4I Determine and Interview Key Personnel. This will affect the scope of the file search and determine, at least initially, the universe of information available to counsel.

5I Identify a Records Custodian. This person will oversee the search for and collection of documents and may be required to testify regarding the document production. The records custodian should maintain a log that
records what was searched, the records that were produced, the source of such records, and other sources of potentially responsive documents that have come to light during the review.

Responding to a Search Warrant

If your company finds itself subject to an unscheduled visit from law enforcement or investigative personnel, the following five actions are recommended for responding to the unscheduled visit.

1I Contact Investigations Coordinator. A company should designate one person within each of its facilities to be responsible for coordinating a response in the event of a search warrant. The employee who makes initial contact with an investigator should immediately telephone the identified Investigations Coordinator. If the Investigations Coordinator cannot be reached, the employee should contact the highest-ranking executive available.

2I Meeting the Agent. The employee who makes initial contact with an investigator should obtain each investigator’s name, agency, office address, and telephone number, and request that the investigator remain in the reception area until the Investigations Coordinator or legal counsel arrives. Records should not be made available without the consent of management or the presentation of a search warrant. Search warrants should be copied and sent to legal counsel. The Investigations Coordinator may ask the investigator to wait until counsel arrives before executing the warrant; however, the investigator may decline.

3I Establish the Scope of the Investigation. When determining the scope of the investigation, the Investigations Coordinator should try to determine the products covered by the investigation, the laws at issue, whether your company is a subject or target of the investigation, and the time period at issue.
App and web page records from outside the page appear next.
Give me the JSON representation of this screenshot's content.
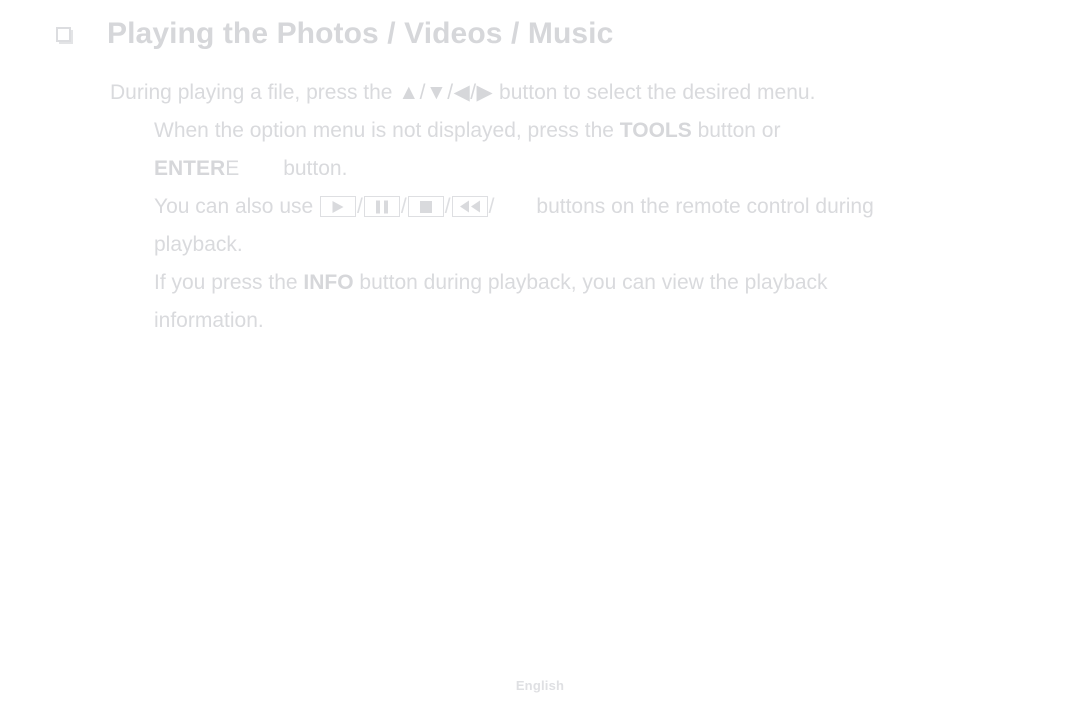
{
  "heading": {
    "bullet_icon": "hollow-square-bullet-icon",
    "title": "Playing the Photos / Videos / Music"
  },
  "body": {
    "paragraph_1": {
      "text_before": "During playing a file, press the ",
      "arrows": "▲/▼/◀/▶",
      "text_after": " button to select the desired menu."
    },
    "paragraph_2": {
      "text_before": "When the option menu is not displayed, press the ",
      "bold_key_1": "TOOLS",
      "text_middle": " button or",
      "bold_key_2": "ENTER",
      "enter_symbol": "E",
      "text_after": "button."
    },
    "paragraph_3": {
      "text_before": "You can also use ",
      "keys": [
        {
          "name": "play-key",
          "glyph": "play-icon"
        },
        {
          "name": "pause-key",
          "glyph": "pause-icon"
        },
        {
          "name": "stop-key",
          "glyph": "stop-icon"
        },
        {
          "name": "rewind-key",
          "glyph": "rewind-icon"
        },
        {
          "name": "fast-forward-key",
          "glyph": "missing-glyph"
        }
      ],
      "separator": "/",
      "text_after": "buttons on the remote control during",
      "text_wrap": "playback."
    },
    "paragraph_4": {
      "text_before": "If you press the ",
      "bold_key": "INFO",
      "text_after": " button during playback, you can view the playback",
      "text_wrap": "information."
    }
  },
  "footer": {
    "language": "English"
  },
  "colors": {
    "text": "#d9dadd",
    "bold_text": "#d6d7da",
    "border": "#dedfe2",
    "background": "#ffffff"
  }
}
The investigator has no obligation to provide this information.

4I Cooperate with the Investigation. Do not alter, remove, or destroy records in any way. Provided that the investigator operates within the scope of the search warrant, employees should cooperate by showing the investigator all the documents and premises allowed by the search warrant. You do not, however, have to consent to a search outside of the search warrant’s scope and may raise objections to providing any documents that may be protected by attorney-client privilege or that you believe are outside the scope of the warrant.
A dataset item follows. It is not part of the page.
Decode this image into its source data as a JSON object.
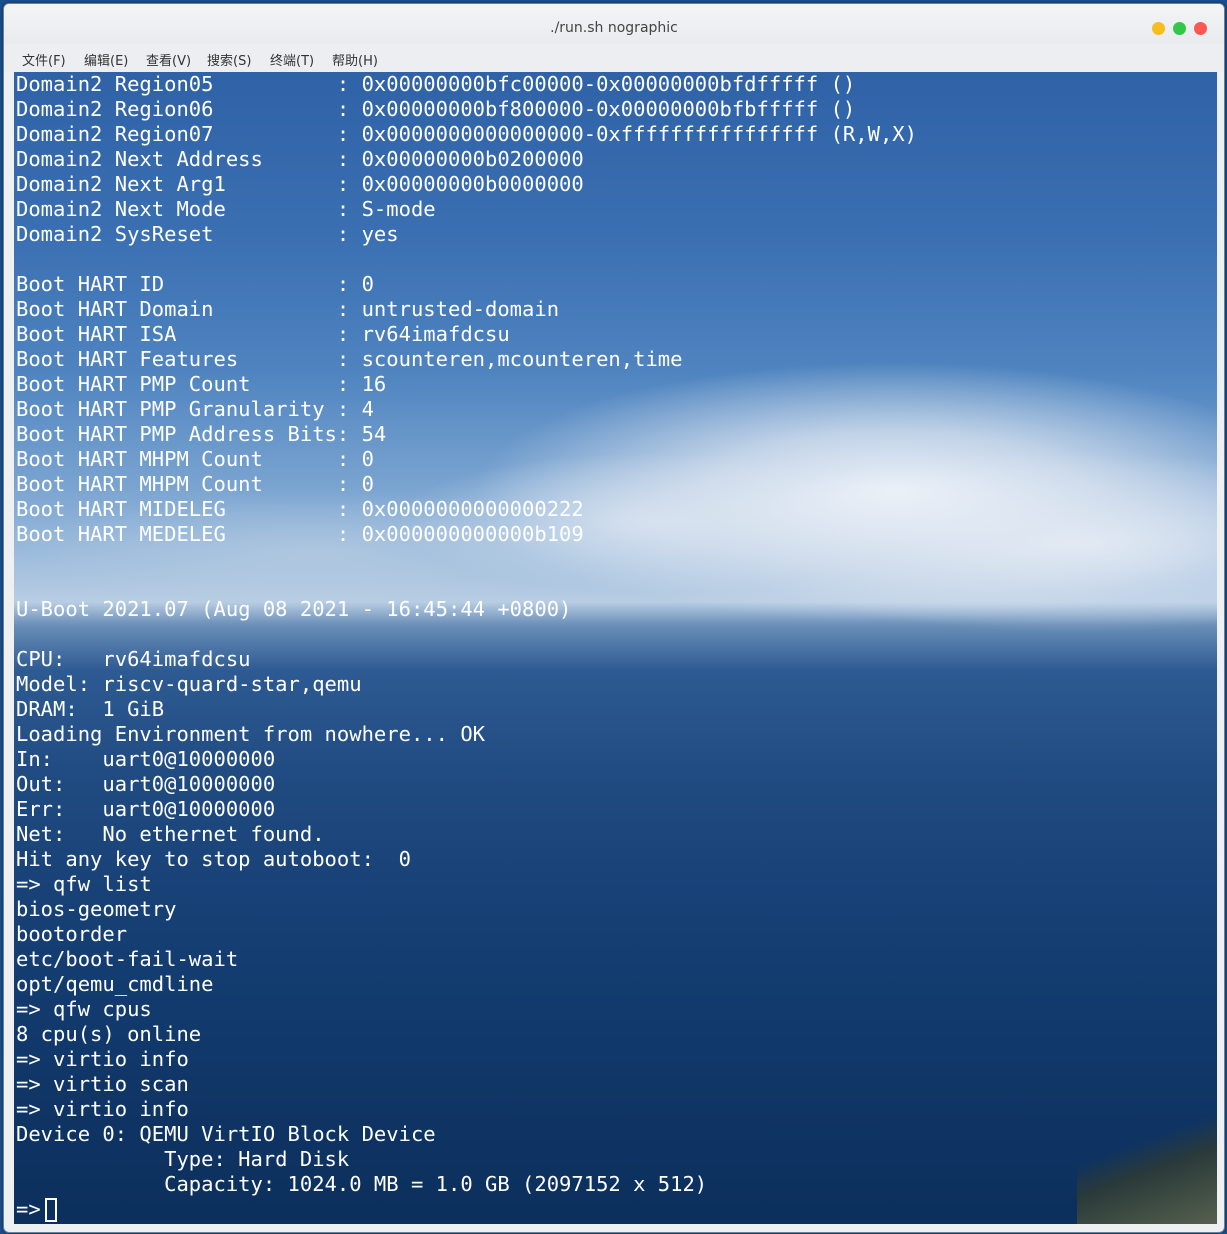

5I Conclude the Visit. At the end of the investigation and before the investigator departs, the Investigations Coordinator should consider creating a list of all files and documents inspected; all locations of the files and documents requested by the investigator; all areas searched; and all items or documents seized. In addition, he or she should consider making notes of all oral explanations requested by and given to the investigator and any differences of opinions with the investigator regarding whether a document or area is within the scope of the search warrant, or is privileged.

A company cannot be too careful in its approach to government investigations. Even if a company has done nothing wrong, it is extremely important that responses to government inquiries be handled properly and involve appropriate legal counsel to protect the rights of the company and its employees. In addition, the company should initiate an internal investigation to assess its risk and liability. If corporate leniency is available, the opportunity may be fleeting because other companies will also be assessing their risk and whether to seek leniency, whether it is in the initial product or another product. Failure to respond properly can have serious legal consequences.

About the author:  Anthony P. Aaron is a Partner at Ice Miller LLP. He regularly advises companies and individuals in responding to civil and criminal antitrust investigations brought by state attorneys general, Department of Justice and Federal Trade Commission, and advises clients on structuring activities in compliance with antitrust laws. Mr. Aaron can be reached at +1.317.236.2484 or anthony.aaron@icemiller.com.